**Directions for this task:** I'd like the data below restated word for word, with the pictures left out.

**Data listing:**
··········

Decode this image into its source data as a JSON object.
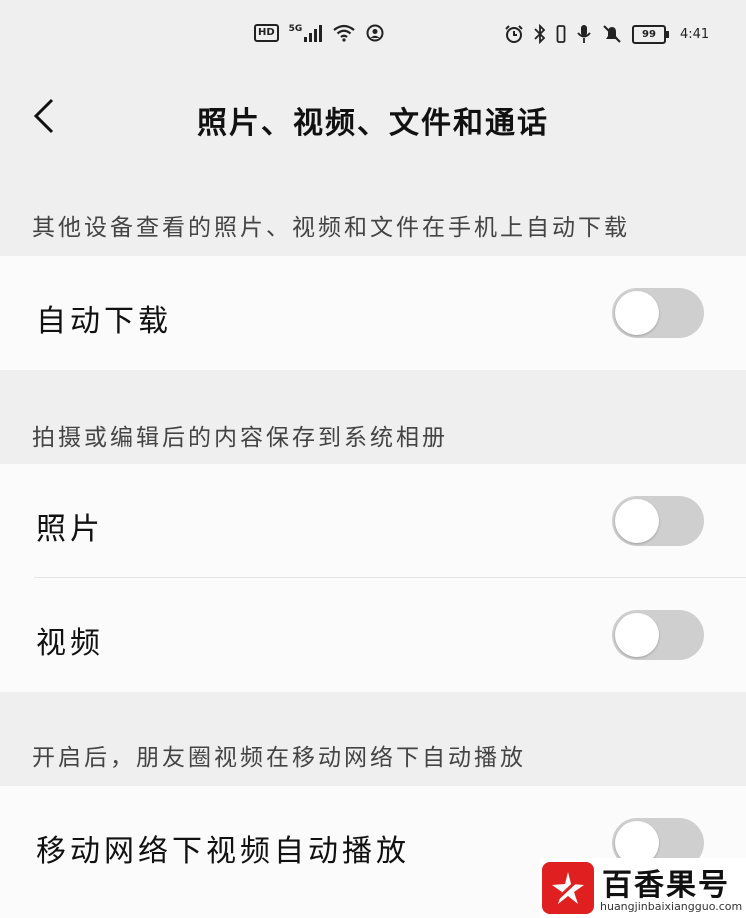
{
  "status_bar": {
    "left_badge": "HD",
    "network": "5G",
    "battery_level": "99",
    "time": "4:41"
  },
  "header": {
    "title": "照片、视频、文件和通话"
  },
  "sections": [
    {
      "label": "其他设备查看的照片、视频和文件在手机上自动下载",
      "rows": [
        {
          "label": "自动下载",
          "enabled": false
        }
      ]
    },
    {
      "label": "拍摄或编辑后的内容保存到系统相册",
      "rows": [
        {
          "label": "照片",
          "enabled": false
        },
        {
          "label": "视频",
          "enabled": false
        }
      ]
    },
    {
      "label": "开启后，朋友圈视频在移动网络下自动播放",
      "rows": [
        {
          "label": "移动网络下视频自动播放",
          "enabled": false
        }
      ]
    }
  ],
  "watermark": {
    "brand": "百香果号",
    "url": "huangjinbaixiangguo.com"
  },
  "colors": {
    "background": "#efefef",
    "card": "#fbfbfb",
    "toggle_off": "#cfcfcf",
    "watermark_logo": "#e02020"
  }
}
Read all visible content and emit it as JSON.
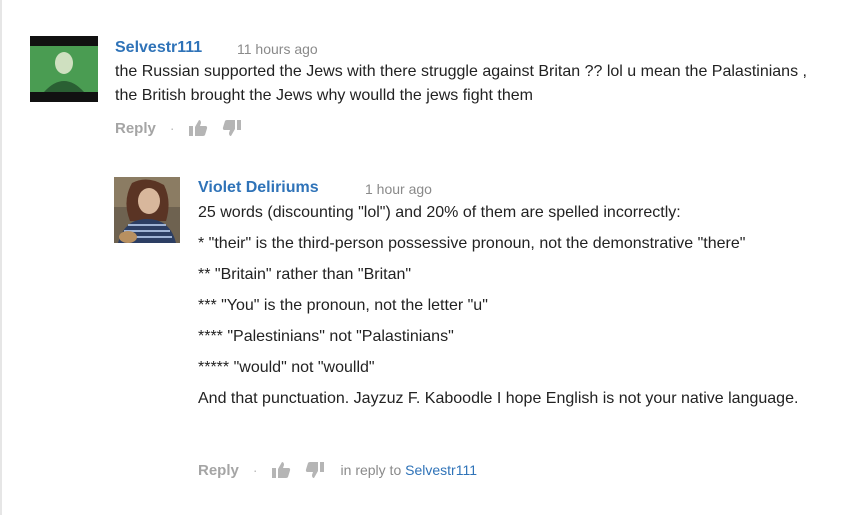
{
  "comments": [
    {
      "author": "Selvestr111",
      "time": "11 hours ago",
      "text": "the Russian supported the Jews with there struggle against Britan ?? lol u mean the Palastinians , the British brought the Jews why woulld the jews fight them",
      "reply_label": "Reply",
      "separator": "·"
    },
    {
      "author": "Violet Deliriums",
      "time": "1 hour ago",
      "lines": [
        "25 words (discounting \"lol\") and 20% of them are spelled incorrectly:",
        "* \"their\" is the third-person possessive pronoun, not the demonstrative \"there\"",
        "** \"Britain\" rather than \"Britan\"",
        "*** \"You\" is the pronoun, not the letter \"u\"",
        "**** \"Palestinians\" not \"Palastinians\"",
        "***** \"would\" not \"woulld\"",
        "And that punctuation. Jayzuz F. Kaboodle I hope English is not your native language."
      ],
      "reply_label": "Reply",
      "separator": "·",
      "in_reply_prefix": "in reply to",
      "in_reply_user": "Selvestr111"
    }
  ],
  "icons": [
    "thumbs-up-icon",
    "thumbs-down-icon"
  ],
  "colors": {
    "author_link": "#2f73b8",
    "meta_gray": "#8a8a8a",
    "action_gray": "#a5a5a5"
  }
}
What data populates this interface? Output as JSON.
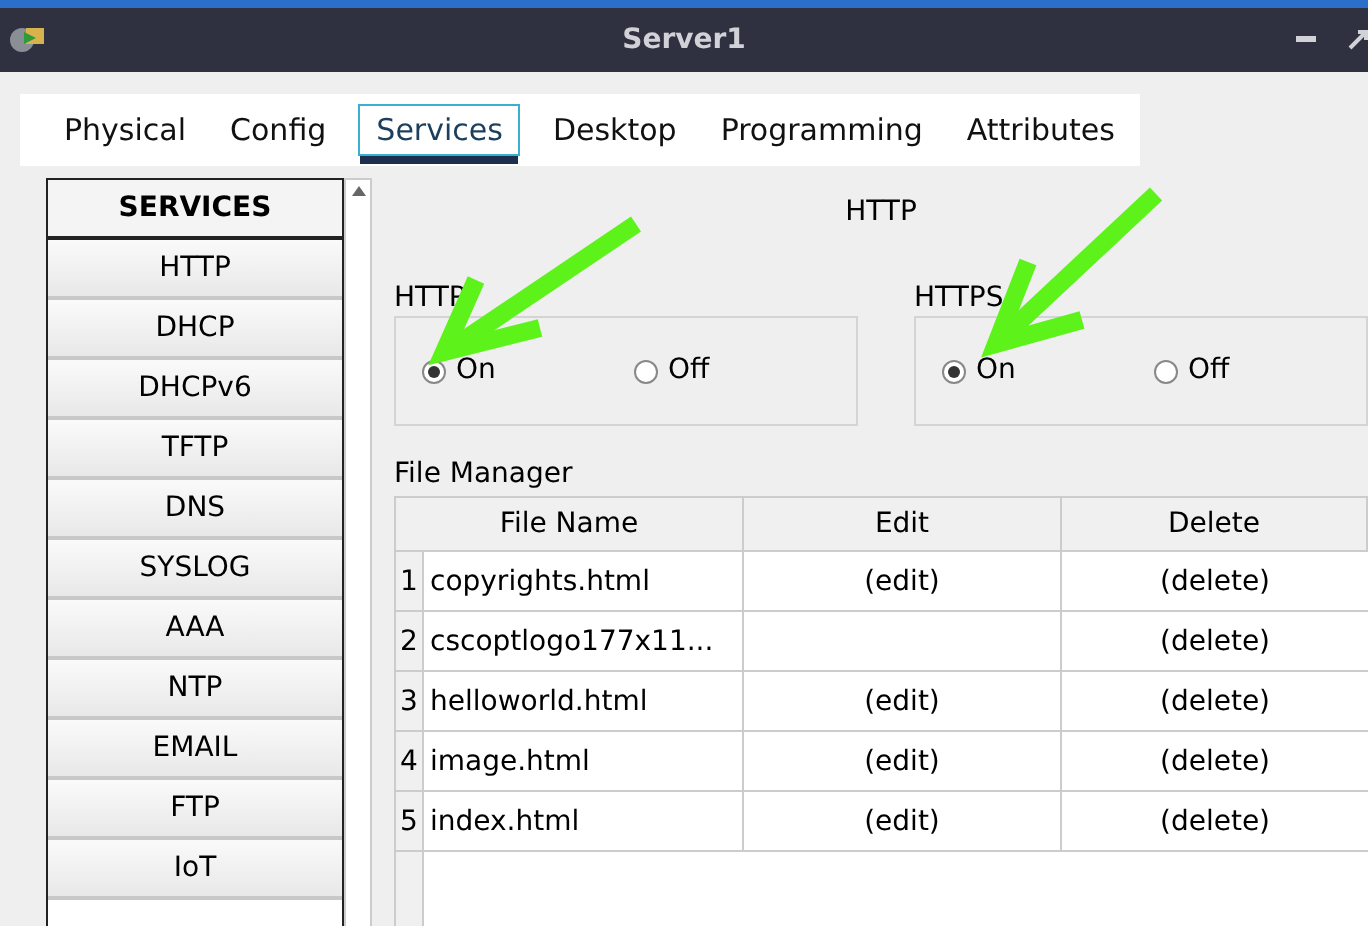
{
  "window": {
    "title": "Server1"
  },
  "tabs": [
    {
      "label": "Physical",
      "selected": false
    },
    {
      "label": "Config",
      "selected": false
    },
    {
      "label": "Services",
      "selected": true
    },
    {
      "label": "Desktop",
      "selected": false
    },
    {
      "label": "Programming",
      "selected": false
    },
    {
      "label": "Attributes",
      "selected": false
    }
  ],
  "sidebar": {
    "header": "SERVICES",
    "items": [
      {
        "label": "HTTP",
        "selected": false
      },
      {
        "label": "DHCP",
        "selected": false
      },
      {
        "label": "DHCPv6",
        "selected": false
      },
      {
        "label": "TFTP",
        "selected": false
      },
      {
        "label": "DNS",
        "selected": false
      },
      {
        "label": "SYSLOG",
        "selected": false
      },
      {
        "label": "AAA",
        "selected": false
      },
      {
        "label": "NTP",
        "selected": false
      },
      {
        "label": "EMAIL",
        "selected": false
      },
      {
        "label": "FTP",
        "selected": false
      },
      {
        "label": "IoT",
        "selected": false
      }
    ]
  },
  "panel": {
    "title": "HTTP",
    "groups": [
      {
        "label": "HTTP",
        "options": [
          {
            "label": "On",
            "selected": true
          },
          {
            "label": "Off",
            "selected": false
          }
        ]
      },
      {
        "label": "HTTPS",
        "options": [
          {
            "label": "On",
            "selected": true
          },
          {
            "label": "Off",
            "selected": false
          }
        ]
      }
    ]
  },
  "file_manager": {
    "label": "File Manager",
    "columns": [
      "File Name",
      "Edit",
      "Delete"
    ],
    "rows": [
      {
        "index": "1",
        "name": "copyrights.html",
        "edit": "(edit)",
        "delete": "(delete)"
      },
      {
        "index": "2",
        "name": "cscoptlogo177x11...",
        "delete": "(delete)"
      },
      {
        "index": "3",
        "name": "helloworld.html",
        "edit": "(edit)",
        "delete": "(delete)"
      },
      {
        "index": "4",
        "name": "image.html",
        "edit": "(edit)",
        "delete": "(delete)"
      },
      {
        "index": "5",
        "name": "index.html",
        "edit": "(edit)",
        "delete": "(delete)"
      }
    ]
  }
}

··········

**Written answer:**
Decode this image into its source data as a JSON object.
{
  "status_bar": {
    "left_badge": "HD",
    "network": "5G",
    "battery_level": "99",
    "time": "4:41"
  },
  "header": {
    "title": "照片、视频、文件和通话"
  },
  "sections": [
    {
      "label": "其他设备查看的照片、视频和文件在手机上自动下载",
      "rows": [
        {
          "label": "自动下载",
          "enabled": false
        }
      ]
    },
    {
      "label": "拍摄或编辑后的内容保存到系统相册",
      "rows": [
        {
          "label": "照片",
          "enabled": false
        },
        {
          "label": "视频",
          "enabled": false
        }
      ]
    },
    {
      "label": "开启后，朋友圈视频在移动网络下自动播放",
      "rows": [
        {
          "label": "移动网络下视频自动播放",
          "enabled": false
        }
      ]
    }
  ],
  "watermark": {
    "brand": "百香果号",
    "url": "huangjinbaixiangguo.com"
  },
  "colors": {
    "background": "#efefef",
    "card": "#fbfbfb",
    "toggle_off": "#cfcfcf",
    "watermark_logo": "#e02020"
  }
}
Read all visible content and emit it as JSON.
{
  "comments": [
    {
      "author": "Selvestr111",
      "time": "11 hours ago",
      "text": "the Russian supported the Jews with there struggle against Britan ?? lol u mean the Palastinians , the British brought the Jews why woulld the jews fight them",
      "reply_label": "Reply",
      "separator": "·"
    },
    {
      "author": "Violet Deliriums",
      "time": "1 hour ago",
      "lines": [
        "25 words (discounting \"lol\") and 20% of them are spelled incorrectly:",
        "* \"their\" is the third-person possessive pronoun, not the demonstrative \"there\"",
        "** \"Britain\" rather than \"Britan\"",
        "*** \"You\" is the pronoun, not the letter \"u\"",
        "**** \"Palestinians\" not \"Palastinians\"",
        "***** \"would\" not \"woulld\"",
        "And that punctuation. Jayzuz F. Kaboodle I hope English is not your native language."
      ],
      "reply_label": "Reply",
      "separator": "·",
      "in_reply_prefix": "in reply to",
      "in_reply_user": "Selvestr111"
    }
  ],
  "icons": [
    "thumbs-up-icon",
    "thumbs-down-icon"
  ],
  "colors": {
    "author_link": "#2f73b8",
    "meta_gray": "#8a8a8a",
    "action_gray": "#a5a5a5"
  }
}
What data populates this interface? Output as JSON.
{
  "window": {
    "title": "Server1"
  },
  "tabs": [
    {
      "label": "Physical",
      "selected": false
    },
    {
      "label": "Config",
      "selected": false
    },
    {
      "label": "Services",
      "selected": true
    },
    {
      "label": "Desktop",
      "selected": false
    },
    {
      "label": "Programming",
      "selected": false
    },
    {
      "label": "Attributes",
      "selected": false
    }
  ],
  "sidebar": {
    "header": "SERVICES",
    "items": [
      {
        "label": "HTTP",
        "selected": false
      },
      {
        "label": "DHCP",
        "selected": false
      },
      {
        "label": "DHCPv6",
        "selected": false
      },
      {
        "label": "TFTP",
        "selected": false
      },
      {
        "label": "DNS",
        "selected": false
      },
      {
        "label": "SYSLOG",
        "selected": false
      },
      {
        "label": "AAA",
        "selected": false
      },
      {
        "label": "NTP",
        "selected": false
      },
      {
        "label": "EMAIL",
        "selected": false
      },
      {
        "label": "FTP",
        "selected": false
      },
      {
        "label": "IoT",
        "selected": false
      }
    ]
  },
  "panel": {
    "title": "HTTP",
    "groups": [
      {
        "label": "HTTP",
        "options": [
          {
            "label": "On",
            "selected": true
          },
          {
            "label": "Off",
            "selected": false
          }
        ]
      },
      {
        "label": "HTTPS",
        "options": [
          {
            "label": "On",
            "selected": true
          },
          {
            "label": "Off",
            "selected": false
          }
        ]
      }
    ]
  },
  "file_manager": {
    "label": "File Manager",
    "columns": [
      "File Name",
      "Edit",
      "Delete"
    ],
    "rows": [
      {
        "index": "1",
        "name": "copyrights.html",
        "edit": "(edit)",
        "delete": "(delete)"
      },
      {
        "index": "2",
        "name": "cscoptlogo177x11...",
        "delete": "(delete)"
      },
      {
        "index": "3",
        "name": "helloworld.html",
        "edit": "(edit)",
        "delete": "(delete)"
      },
      {
        "index": "4",
        "name": "image.html",
        "edit": "(edit)",
        "delete": "(delete)"
      },
      {
        "index": "5",
        "name": "index.html",
        "edit": "(edit)",
        "delete": "(delete)"
      }
    ]
  }
}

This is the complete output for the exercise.